Start of Data to examine

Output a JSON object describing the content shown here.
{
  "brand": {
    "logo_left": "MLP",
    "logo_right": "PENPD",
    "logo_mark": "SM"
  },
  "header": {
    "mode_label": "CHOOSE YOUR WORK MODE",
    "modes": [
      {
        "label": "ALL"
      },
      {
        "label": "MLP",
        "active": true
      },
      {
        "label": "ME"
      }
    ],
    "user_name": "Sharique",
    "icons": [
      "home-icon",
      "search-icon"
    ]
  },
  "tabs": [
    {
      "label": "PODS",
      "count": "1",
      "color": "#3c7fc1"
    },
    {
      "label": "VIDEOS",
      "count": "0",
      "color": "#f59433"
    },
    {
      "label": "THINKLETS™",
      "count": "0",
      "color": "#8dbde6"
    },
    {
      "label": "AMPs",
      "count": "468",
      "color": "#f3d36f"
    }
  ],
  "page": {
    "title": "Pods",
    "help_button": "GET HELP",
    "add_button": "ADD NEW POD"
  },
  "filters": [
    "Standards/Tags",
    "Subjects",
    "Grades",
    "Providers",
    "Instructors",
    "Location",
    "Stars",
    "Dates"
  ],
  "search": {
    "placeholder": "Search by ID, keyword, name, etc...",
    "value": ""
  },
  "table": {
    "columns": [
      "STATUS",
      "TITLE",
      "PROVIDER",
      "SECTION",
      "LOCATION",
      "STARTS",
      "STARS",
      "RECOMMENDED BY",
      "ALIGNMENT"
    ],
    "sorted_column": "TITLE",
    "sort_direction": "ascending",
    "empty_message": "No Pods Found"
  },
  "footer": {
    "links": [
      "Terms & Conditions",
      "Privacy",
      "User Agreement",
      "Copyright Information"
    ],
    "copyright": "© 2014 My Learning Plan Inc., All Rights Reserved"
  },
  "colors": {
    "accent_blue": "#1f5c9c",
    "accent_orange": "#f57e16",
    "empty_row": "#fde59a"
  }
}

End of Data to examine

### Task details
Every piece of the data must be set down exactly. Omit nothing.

### Exercise solution
Output a JSON object describing the content shown here.
{
  "brand": {
    "logo_left": "MLP",
    "logo_right": "PENPD",
    "logo_mark": "SM"
  },
  "header": {
    "mode_label": "CHOOSE YOUR WORK MODE",
    "modes": [
      {
        "label": "ALL"
      },
      {
        "label": "MLP",
        "active": true
      },
      {
        "label": "ME"
      }
    ],
    "user_name": "Sharique",
    "icons": [
      "home-icon",
      "search-icon"
    ]
  },
  "tabs": [
    {
      "label": "PODS",
      "count": "1",
      "color": "#3c7fc1"
    },
    {
      "label": "VIDEOS",
      "count": "0",
      "color": "#f59433"
    },
    {
      "label": "THINKLETS™",
      "count": "0",
      "color": "#8dbde6"
    },
    {
      "label": "AMPs",
      "count": "468",
      "color": "#f3d36f"
    }
  ],
  "page": {
    "title": "Pods",
    "help_button": "GET HELP",
    "add_button": "ADD NEW POD"
  },
  "filters": [
    "Standards/Tags",
    "Subjects",
    "Grades",
    "Providers",
    "Instructors",
    "Location",
    "Stars",
    "Dates"
  ],
  "search": {
    "placeholder": "Search by ID, keyword, name, etc...",
    "value": ""
  },
  "table": {
    "columns": [
      "STATUS",
      "TITLE",
      "PROVIDER",
      "SECTION",
      "LOCATION",
      "STARTS",
      "STARS",
      "RECOMMENDED BY",
      "ALIGNMENT"
    ],
    "sorted_column": "TITLE",
    "sort_direction": "ascending",
    "empty_message": "No Pods Found"
  },
  "footer": {
    "links": [
      "Terms & Conditions",
      "Privacy",
      "User Agreement",
      "Copyright Information"
    ],
    "copyright": "© 2014 My Learning Plan Inc., All Rights Reserved"
  },
  "colors": {
    "accent_blue": "#1f5c9c",
    "accent_orange": "#f57e16",
    "empty_row": "#fde59a"
  }
}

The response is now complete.